DENVER -- It’s the first death linked to marijuana intoxication since recreational pot became legal in the state in January.
The Denver County Coroner says pot contributed to the college student’s death last month.
Levy Thamba, 19, was a bright engineering student from the Republic of Congo in Africa.
He was visiting Denver for Spring Break with three other friends.
Investigators say the lure of legal marijuana in Colorado drew them here from Northwest College in Powell, Wyoming.
He would never return.
The Denver County Coroner says while at the Holiday Inn at Stapleton, a friend of his took a bite of a marijuana cookie.
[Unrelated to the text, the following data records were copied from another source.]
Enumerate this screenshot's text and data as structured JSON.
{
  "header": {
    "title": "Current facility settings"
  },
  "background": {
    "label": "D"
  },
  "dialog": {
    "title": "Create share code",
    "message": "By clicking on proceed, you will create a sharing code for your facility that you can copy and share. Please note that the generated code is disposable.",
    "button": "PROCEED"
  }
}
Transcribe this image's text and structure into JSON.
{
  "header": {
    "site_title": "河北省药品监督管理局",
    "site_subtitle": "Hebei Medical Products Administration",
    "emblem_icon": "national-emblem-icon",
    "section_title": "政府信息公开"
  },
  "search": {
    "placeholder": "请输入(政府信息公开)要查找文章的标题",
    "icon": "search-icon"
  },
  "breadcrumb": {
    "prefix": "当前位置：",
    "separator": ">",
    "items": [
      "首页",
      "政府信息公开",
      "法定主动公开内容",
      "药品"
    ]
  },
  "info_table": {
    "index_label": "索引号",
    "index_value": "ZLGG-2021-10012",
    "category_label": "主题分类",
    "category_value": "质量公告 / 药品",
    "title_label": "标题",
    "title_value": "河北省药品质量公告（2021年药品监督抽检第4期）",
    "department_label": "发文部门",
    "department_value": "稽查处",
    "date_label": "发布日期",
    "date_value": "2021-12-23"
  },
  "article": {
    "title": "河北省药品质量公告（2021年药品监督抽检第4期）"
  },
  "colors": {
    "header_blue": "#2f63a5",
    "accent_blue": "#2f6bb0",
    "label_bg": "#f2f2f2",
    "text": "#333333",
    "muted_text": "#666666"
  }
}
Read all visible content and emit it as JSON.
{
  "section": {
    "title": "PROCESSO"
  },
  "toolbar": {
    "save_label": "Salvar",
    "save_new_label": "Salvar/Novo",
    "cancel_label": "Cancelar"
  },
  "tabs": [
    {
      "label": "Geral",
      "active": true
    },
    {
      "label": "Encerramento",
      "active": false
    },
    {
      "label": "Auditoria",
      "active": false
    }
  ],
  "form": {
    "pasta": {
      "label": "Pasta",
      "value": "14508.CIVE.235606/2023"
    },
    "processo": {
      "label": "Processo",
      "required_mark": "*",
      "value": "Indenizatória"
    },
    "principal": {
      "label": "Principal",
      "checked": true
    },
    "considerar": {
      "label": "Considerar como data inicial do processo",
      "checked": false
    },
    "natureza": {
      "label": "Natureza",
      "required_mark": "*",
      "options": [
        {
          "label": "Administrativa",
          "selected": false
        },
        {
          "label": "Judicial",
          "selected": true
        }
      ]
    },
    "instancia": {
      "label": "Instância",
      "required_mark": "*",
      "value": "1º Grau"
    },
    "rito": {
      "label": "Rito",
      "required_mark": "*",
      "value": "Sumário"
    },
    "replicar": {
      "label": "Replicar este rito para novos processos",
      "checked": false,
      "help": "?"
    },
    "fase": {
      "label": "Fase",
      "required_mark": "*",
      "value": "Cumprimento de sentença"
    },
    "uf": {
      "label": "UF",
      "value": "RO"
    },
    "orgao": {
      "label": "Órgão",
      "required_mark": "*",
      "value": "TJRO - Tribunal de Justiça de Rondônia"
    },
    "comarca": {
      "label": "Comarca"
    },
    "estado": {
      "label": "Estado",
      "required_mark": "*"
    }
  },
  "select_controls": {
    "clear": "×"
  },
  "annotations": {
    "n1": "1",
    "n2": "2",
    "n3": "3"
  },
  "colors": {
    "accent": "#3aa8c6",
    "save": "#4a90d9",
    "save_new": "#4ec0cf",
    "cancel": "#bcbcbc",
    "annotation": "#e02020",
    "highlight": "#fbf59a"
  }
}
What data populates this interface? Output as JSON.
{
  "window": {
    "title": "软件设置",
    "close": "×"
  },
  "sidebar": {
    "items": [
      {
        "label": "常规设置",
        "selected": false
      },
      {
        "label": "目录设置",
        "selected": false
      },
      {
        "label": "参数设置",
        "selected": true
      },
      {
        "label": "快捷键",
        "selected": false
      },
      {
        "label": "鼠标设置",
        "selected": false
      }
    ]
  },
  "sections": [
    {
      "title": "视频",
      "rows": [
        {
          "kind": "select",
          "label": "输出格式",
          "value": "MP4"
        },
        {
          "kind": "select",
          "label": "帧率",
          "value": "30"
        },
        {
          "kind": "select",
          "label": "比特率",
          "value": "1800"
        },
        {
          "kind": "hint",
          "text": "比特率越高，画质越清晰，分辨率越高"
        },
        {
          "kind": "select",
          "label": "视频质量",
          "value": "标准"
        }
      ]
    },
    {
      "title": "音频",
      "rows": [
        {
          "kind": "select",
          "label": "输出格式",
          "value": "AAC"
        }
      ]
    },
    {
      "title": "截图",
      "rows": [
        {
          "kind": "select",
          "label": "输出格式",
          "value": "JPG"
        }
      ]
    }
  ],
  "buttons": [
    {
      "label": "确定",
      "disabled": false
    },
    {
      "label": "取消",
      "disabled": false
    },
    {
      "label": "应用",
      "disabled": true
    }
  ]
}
She got sick from it.
Thamba then took a bite and when he didn’t get a reaction, he ate the whole cookie.
It was the first time the group had tried pot.
Friends say he started acting erratically, got upset and sick and ran out of their room—straight over the balcony inside the hotel.
“One of the things about edibles is when you’re digesting that product, it doesn’t react as quickly as smoking marijuana does,” says Joe Hodas, Chief Marketing Officer of Dixie Elixirs and Edibles, a Denver manufacturer of marijuana-infused products.
He says that’s why their company lists the potency of the pot right on the packaging, along with how long it takes to activate.
Thamba had 7.2 nanograms of THC in his body. Colorado’s impairment level when driving is 5 nanograms.
“There is level of responsibility on the individual consumer to make sure they understand what ingesting impacts may be. So it’s important to read and educate ourselves about the products.”
It is a spring break accident that broke many hearts here in our country and 8,300 miles away in Africa.
Facebook posts mark the sad end to what could have been a long life.
One reads: “He died so young, my condolences to the family and may his soul rest in peace.”
Cause of death is an accident from “multiple injuries due to a fall from height.”
At 19, Thamba was not of legal age to consume marijuana in Colorado. You have to be 21.